Data about app and page elements

= Beginning of Section =

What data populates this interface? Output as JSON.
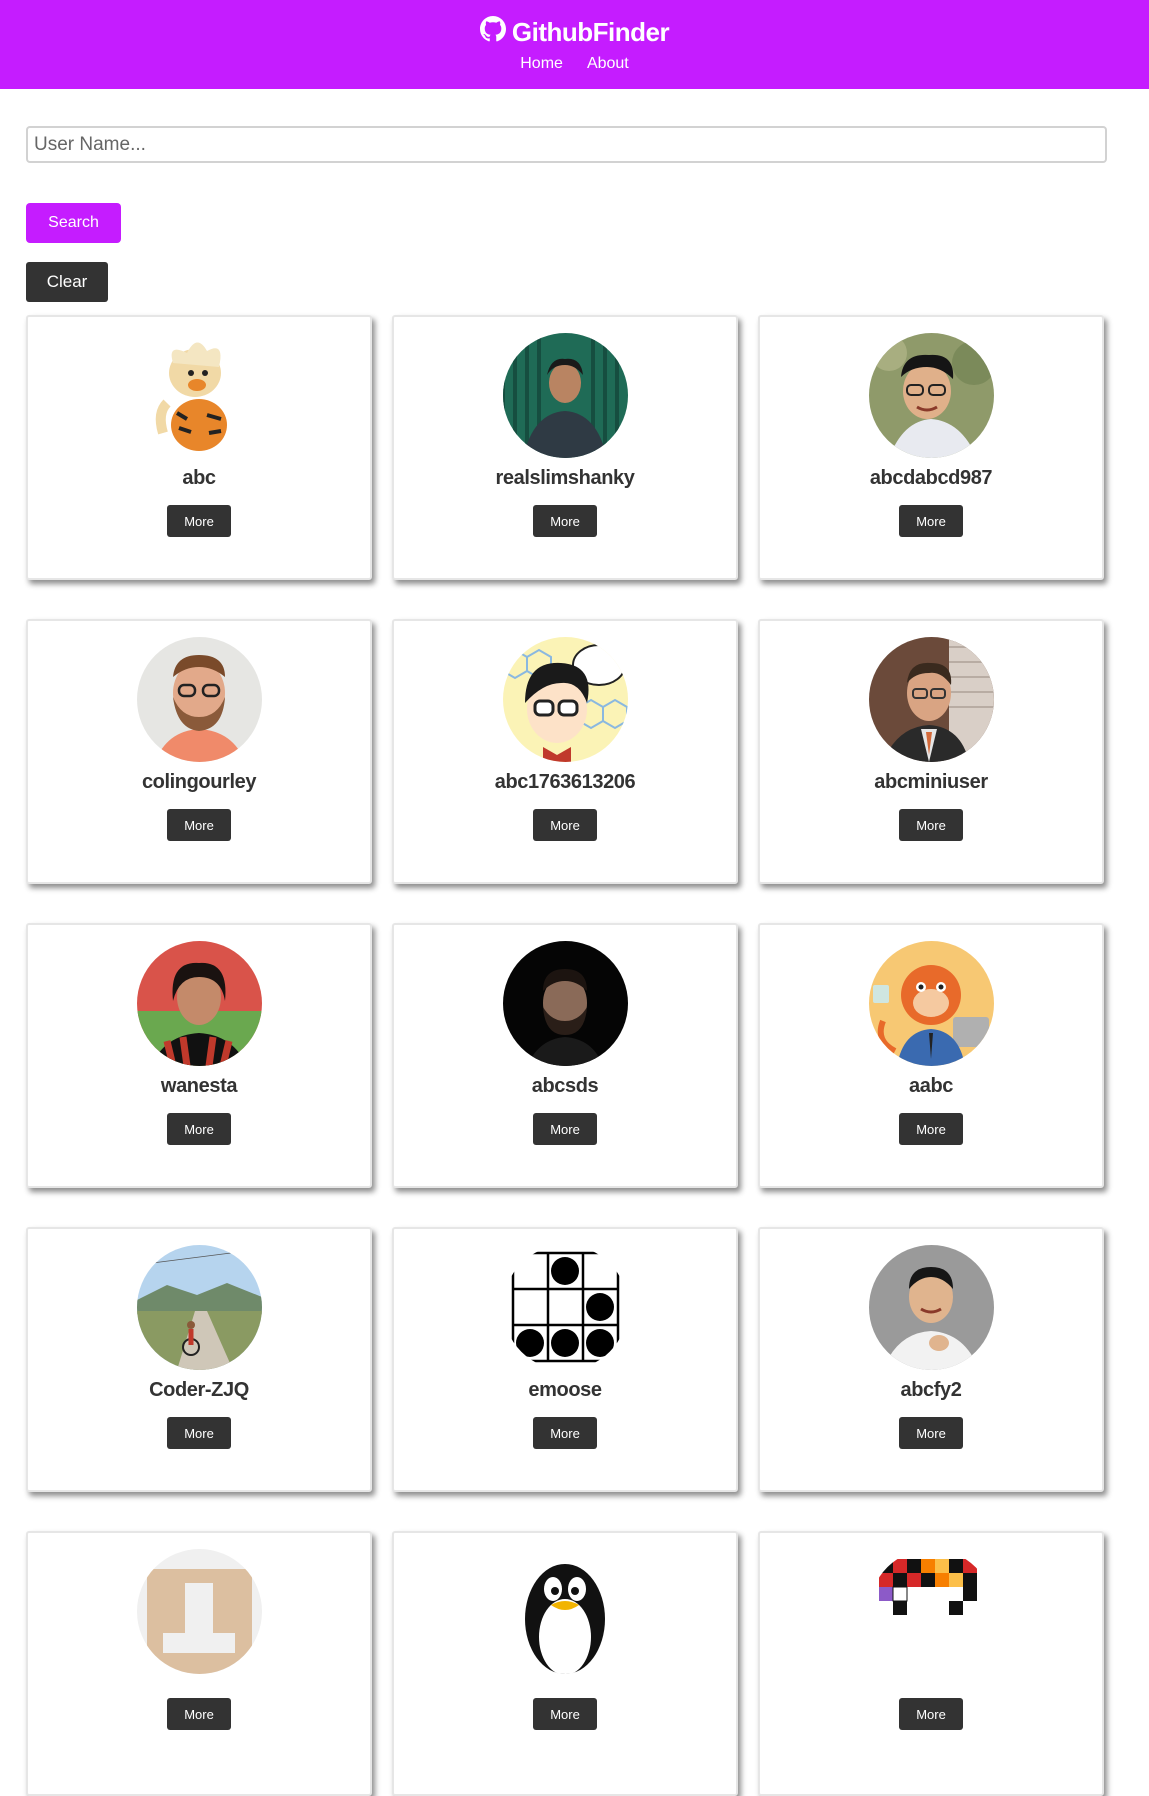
{
  "navbar": {
    "brand_icon": "github-icon",
    "brand": "GithubFinder",
    "links": [
      "Home",
      "About"
    ]
  },
  "search": {
    "placeholder": "User Name...",
    "search_label": "Search",
    "clear_label": "Clear"
  },
  "users": [
    {
      "login": "abc",
      "more_label": "More",
      "avatar": "pokemon-growlithe"
    },
    {
      "login": "realslimshanky",
      "more_label": "More",
      "avatar": "man-green-background"
    },
    {
      "login": "abcdabcd987",
      "more_label": "More",
      "avatar": "man-glasses-outdoors"
    },
    {
      "login": "colingourley",
      "more_label": "More",
      "avatar": "bearded-man-glasses"
    },
    {
      "login": "abc1763613206",
      "more_label": "More",
      "avatar": "cartoon-boy-glasses"
    },
    {
      "login": "abcminiuser",
      "more_label": "More",
      "avatar": "man-suit-glasses"
    },
    {
      "login": "wanesta",
      "more_label": "More",
      "avatar": "footballer-red-black"
    },
    {
      "login": "abcsds",
      "more_label": "More",
      "avatar": "bearded-man-dark"
    },
    {
      "login": "aabc",
      "more_label": "More",
      "avatar": "orange-monkey-cartoon"
    },
    {
      "login": "Coder-ZJQ",
      "more_label": "More",
      "avatar": "cyclist-road"
    },
    {
      "login": "emoose",
      "more_label": "More",
      "avatar": "glider-pattern"
    },
    {
      "login": "abcfy2",
      "more_label": "More",
      "avatar": "man-white-shirt"
    },
    {
      "login": "",
      "more_label": "More",
      "avatar": "identicon-tan"
    },
    {
      "login": "",
      "more_label": "More",
      "avatar": "tux-penguin"
    },
    {
      "login": "",
      "more_label": "More",
      "avatar": "pixel-colorful"
    }
  ],
  "colors": {
    "accent": "#c51cff",
    "dark_button": "#333333"
  }
}
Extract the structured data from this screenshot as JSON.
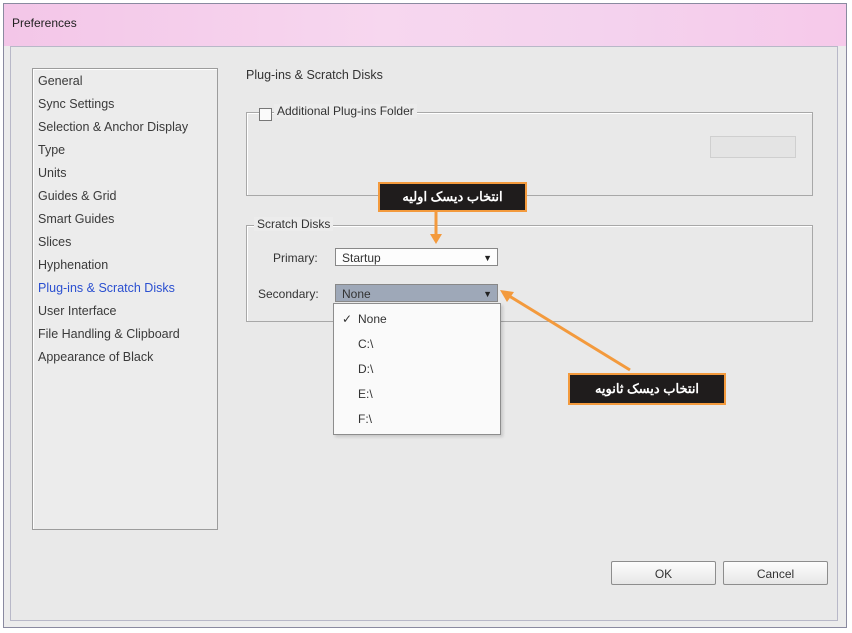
{
  "window": {
    "title": "Preferences"
  },
  "sidebar": {
    "items": [
      {
        "label": "General"
      },
      {
        "label": "Sync Settings"
      },
      {
        "label": "Selection & Anchor Display"
      },
      {
        "label": "Type"
      },
      {
        "label": "Units"
      },
      {
        "label": "Guides & Grid"
      },
      {
        "label": "Smart Guides"
      },
      {
        "label": "Slices"
      },
      {
        "label": "Hyphenation"
      },
      {
        "label": "Plug-ins & Scratch Disks"
      },
      {
        "label": "User Interface"
      },
      {
        "label": "File Handling & Clipboard"
      },
      {
        "label": "Appearance of Black"
      }
    ],
    "selected": "Plug-ins & Scratch Disks"
  },
  "main": {
    "section_title": "Plug-ins & Scratch Disks",
    "plugins_group": {
      "checkbox_label": "Additional Plug-ins Folder",
      "checked": false
    },
    "scratch_group": {
      "legend": "Scratch Disks",
      "primary_label": "Primary:",
      "primary_value": "Startup",
      "secondary_label": "Secondary:",
      "secondary_value": "None"
    },
    "dropdown_options": [
      "None",
      "C:\\",
      "D:\\",
      "E:\\",
      "F:\\"
    ],
    "dropdown_selected": "None",
    "check_mark": "✓"
  },
  "annotations": {
    "primary_callout": "انتخاب دیسک اولیه",
    "secondary_callout": "انتخاب دیسک ثانویه",
    "callout_color": "#f39a3d"
  },
  "buttons": {
    "ok": "OK",
    "cancel": "Cancel"
  }
}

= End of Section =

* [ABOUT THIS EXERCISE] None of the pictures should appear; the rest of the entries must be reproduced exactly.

* [RESULT]
What data populates this interface? Output as JSON.
{
  "navbar": {
    "brand_icon": "github-icon",
    "brand": "GithubFinder",
    "links": [
      "Home",
      "About"
    ]
  },
  "search": {
    "placeholder": "User Name...",
    "search_label": "Search",
    "clear_label": "Clear"
  },
  "users": [
    {
      "login": "abc",
      "more_label": "More",
      "avatar": "pokemon-growlithe"
    },
    {
      "login": "realslimshanky",
      "more_label": "More",
      "avatar": "man-green-background"
    },
    {
      "login": "abcdabcd987",
      "more_label": "More",
      "avatar": "man-glasses-outdoors"
    },
    {
      "login": "colingourley",
      "more_label": "More",
      "avatar": "bearded-man-glasses"
    },
    {
      "login": "abc1763613206",
      "more_label": "More",
      "avatar": "cartoon-boy-glasses"
    },
    {
      "login": "abcminiuser",
      "more_label": "More",
      "avatar": "man-suit-glasses"
    },
    {
      "login": "wanesta",
      "more_label": "More",
      "avatar": "footballer-red-black"
    },
    {
      "login": "abcsds",
      "more_label": "More",
      "avatar": "bearded-man-dark"
    },
    {
      "login": "aabc",
      "more_label": "More",
      "avatar": "orange-monkey-cartoon"
    },
    {
      "login": "Coder-ZJQ",
      "more_label": "More",
      "avatar": "cyclist-road"
    },
    {
      "login": "emoose",
      "more_label": "More",
      "avatar": "glider-pattern"
    },
    {
      "login": "abcfy2",
      "more_label": "More",
      "avatar": "man-white-shirt"
    },
    {
      "login": "",
      "more_label": "More",
      "avatar": "identicon-tan"
    },
    {
      "login": "",
      "more_label": "More",
      "avatar": "tux-penguin"
    },
    {
      "login": "",
      "more_label": "More",
      "avatar": "pixel-colorful"
    }
  ],
  "colors": {
    "accent": "#c51cff",
    "dark_button": "#333333"
  }
}
Extract the structured data from this screenshot as JSON.
{
  "window": {
    "title": "Preferences"
  },
  "sidebar": {
    "items": [
      {
        "label": "General"
      },
      {
        "label": "Sync Settings"
      },
      {
        "label": "Selection & Anchor Display"
      },
      {
        "label": "Type"
      },
      {
        "label": "Units"
      },
      {
        "label": "Guides & Grid"
      },
      {
        "label": "Smart Guides"
      },
      {
        "label": "Slices"
      },
      {
        "label": "Hyphenation"
      },
      {
        "label": "Plug-ins & Scratch Disks"
      },
      {
        "label": "User Interface"
      },
      {
        "label": "File Handling & Clipboard"
      },
      {
        "label": "Appearance of Black"
      }
    ],
    "selected": "Plug-ins & Scratch Disks"
  },
  "main": {
    "section_title": "Plug-ins & Scratch Disks",
    "plugins_group": {
      "checkbox_label": "Additional Plug-ins Folder",
      "checked": false
    },
    "scratch_group": {
      "legend": "Scratch Disks",
      "primary_label": "Primary:",
      "primary_value": "Startup",
      "secondary_label": "Secondary:",
      "secondary_value": "None"
    },
    "dropdown_options": [
      "None",
      "C:\\",
      "D:\\",
      "E:\\",
      "F:\\"
    ],
    "dropdown_selected": "None",
    "check_mark": "✓"
  },
  "annotations": {
    "primary_callout": "انتخاب دیسک اولیه",
    "secondary_callout": "انتخاب دیسک ثانویه",
    "callout_color": "#f39a3d"
  },
  "buttons": {
    "ok": "OK",
    "cancel": "Cancel"
  }
}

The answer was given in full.